The Redondo City Council last week voted unanimously to send a letter to the Coastal Commission withdrawing the remaining applications for the CenterCal project. Unanimously despite what you may hear about or read on social media. While we’re at it, some other things you won’t hear/read about while people are smearing the blame around and spreading misinformation. In May of 2017 the Coastal Commission found “substantial issues” with the project and ordered a De Novo hearing. This action meant entitlements CenterCal had been granted by the city were voided. This significant message to CenterCal was that project had serious flaws and needed to be amended. A year later, in May 2018, a judge looked at the procedures used to validate the viability of the project and said no. CenterCal made mistakes and they need to be corrected. Another agency outside the Redondo bubble looking and telling CenterCal their project was done incorrectly. Did they listen? No
Unfortunately, many in Redondo and around the South Bay place blame on those who long ago pointed out these concerns. Attack the messengers rather than the source. Had those allocating blame used those efforts to hold CenterCal accountable maybe the project could have been changed before we reached this point. A judge the CCC said CenterCal was out of compliance.
Measure C passed 57 percent to 42 percent. So, who is to blame?

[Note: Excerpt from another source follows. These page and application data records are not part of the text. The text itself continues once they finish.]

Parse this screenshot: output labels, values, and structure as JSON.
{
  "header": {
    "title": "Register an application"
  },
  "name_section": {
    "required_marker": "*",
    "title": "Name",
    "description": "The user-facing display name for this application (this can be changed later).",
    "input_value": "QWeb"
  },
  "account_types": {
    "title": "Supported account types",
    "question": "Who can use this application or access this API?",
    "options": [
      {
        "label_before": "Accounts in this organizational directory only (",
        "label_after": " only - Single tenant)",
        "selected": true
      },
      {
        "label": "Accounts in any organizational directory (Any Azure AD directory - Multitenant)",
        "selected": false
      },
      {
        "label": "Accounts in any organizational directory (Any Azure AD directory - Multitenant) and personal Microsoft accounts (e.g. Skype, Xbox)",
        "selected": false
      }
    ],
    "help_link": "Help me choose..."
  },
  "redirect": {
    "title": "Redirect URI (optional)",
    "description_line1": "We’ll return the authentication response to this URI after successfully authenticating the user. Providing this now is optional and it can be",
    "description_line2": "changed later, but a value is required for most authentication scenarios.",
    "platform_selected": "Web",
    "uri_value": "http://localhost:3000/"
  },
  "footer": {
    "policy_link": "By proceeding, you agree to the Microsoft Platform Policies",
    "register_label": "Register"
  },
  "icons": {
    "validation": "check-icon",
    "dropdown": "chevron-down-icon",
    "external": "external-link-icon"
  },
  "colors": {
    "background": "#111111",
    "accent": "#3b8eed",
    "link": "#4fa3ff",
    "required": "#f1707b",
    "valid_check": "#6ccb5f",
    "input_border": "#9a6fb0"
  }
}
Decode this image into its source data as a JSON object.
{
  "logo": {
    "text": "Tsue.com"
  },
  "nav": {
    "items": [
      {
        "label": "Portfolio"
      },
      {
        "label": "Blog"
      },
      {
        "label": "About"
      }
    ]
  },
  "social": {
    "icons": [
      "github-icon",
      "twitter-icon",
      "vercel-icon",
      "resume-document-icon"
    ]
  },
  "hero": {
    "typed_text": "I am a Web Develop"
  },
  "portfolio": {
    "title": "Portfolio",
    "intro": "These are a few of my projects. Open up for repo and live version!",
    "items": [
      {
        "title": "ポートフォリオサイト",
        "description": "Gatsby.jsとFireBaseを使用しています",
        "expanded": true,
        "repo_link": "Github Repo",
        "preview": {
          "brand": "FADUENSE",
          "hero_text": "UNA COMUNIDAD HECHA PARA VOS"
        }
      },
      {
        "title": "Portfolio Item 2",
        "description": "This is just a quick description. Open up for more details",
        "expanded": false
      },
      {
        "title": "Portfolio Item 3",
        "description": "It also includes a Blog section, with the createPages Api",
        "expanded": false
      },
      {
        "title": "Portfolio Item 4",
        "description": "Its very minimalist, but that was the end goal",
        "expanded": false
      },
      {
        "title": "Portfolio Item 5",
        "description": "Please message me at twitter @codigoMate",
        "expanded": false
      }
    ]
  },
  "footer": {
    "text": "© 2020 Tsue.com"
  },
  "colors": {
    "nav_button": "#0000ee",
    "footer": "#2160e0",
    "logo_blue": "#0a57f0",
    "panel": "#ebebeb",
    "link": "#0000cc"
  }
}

Listen next time.
Tuesday night’s Redondo Beach City Council meeting was just bizarre. On the extension of the mixed-use moratorium, I voted to comply with state law and not cede the moral high ground regarding our unusually high RHNA (Regional Housing Need Allocation). Then a fellow council member accused me of “raising the white flag.” On the contrary, Redondo Beach needs to grow up and stop acting like an impetuous teenager who wants to challenge its new curfew rules.
Hope is not a plan. State law changed since we unanimously voted to put the mixed-use moratorium in place and willful non-compliance opens Redondo to multiple legal and punitive actions, and we simply don’t know the price for our one-year mixed-use “delay.” The mayor noted that a year is merely a “blip” in the larger picture, and I agree. Therefore, in assessing the risk to Redondo Beach, I believe the potential price for extending our one-year, mixed-use moratorium “delay” is simply too high. Further, I seriously question the judgement and leadership of those who start a fight with the State of California while standing in a losing position, just to pat themselves on the back for a meaningless moral victory. Pick up a copy of Sun Tzu’s “The Art of War,” watch Tuesday night’s discussion and judge for yourself. I will always fight for Redondo Beach, but a wise leader knows when to fight and, more importantly, when not to.
Redondo Beach City Council, District 4
Certain Redondo Beach council members still do not understand their role. The question at hand at last week’s council meeting was whether to extend the moratorium on permitting large, mixed-use developments for another year while the new general plan is worked on. One could argue that the year-old moratorium has been successful since no applications have been submitted. Or one could argue that developers have plans-in-hand and are waiting for the moratorium to expire to continue their building frenzy. Despite the council being advised by our city attorney to “not let the threat of possibly being sued influence [their] decision,” councilmembers John Gran and Laura Emdee let that be their reasoning behind defeating the measure. Gran even stated that his job was to keep the city from being sued — cringe from audience and correction by Mayor Bill Brand, who pointed out that the council’s job is to represent the wishes of the citizens. Emdee said her fear was the City being sued by the State if the moratorium is found to conflict with state law. She opined we can ‘always win against developers’ but the State is kind of scary. Great reasoning, now we can count on being sued by developers but avoided a maybe lawsuit by the State. The current moratorium expires in August. I wonder if Gran and Emdee made sure the budget includes legal fees to fight developers – just in case there are “plans-in-hand.” All this is in a budget year when the City is cutting expenditures in almost every category.
by Judy Rae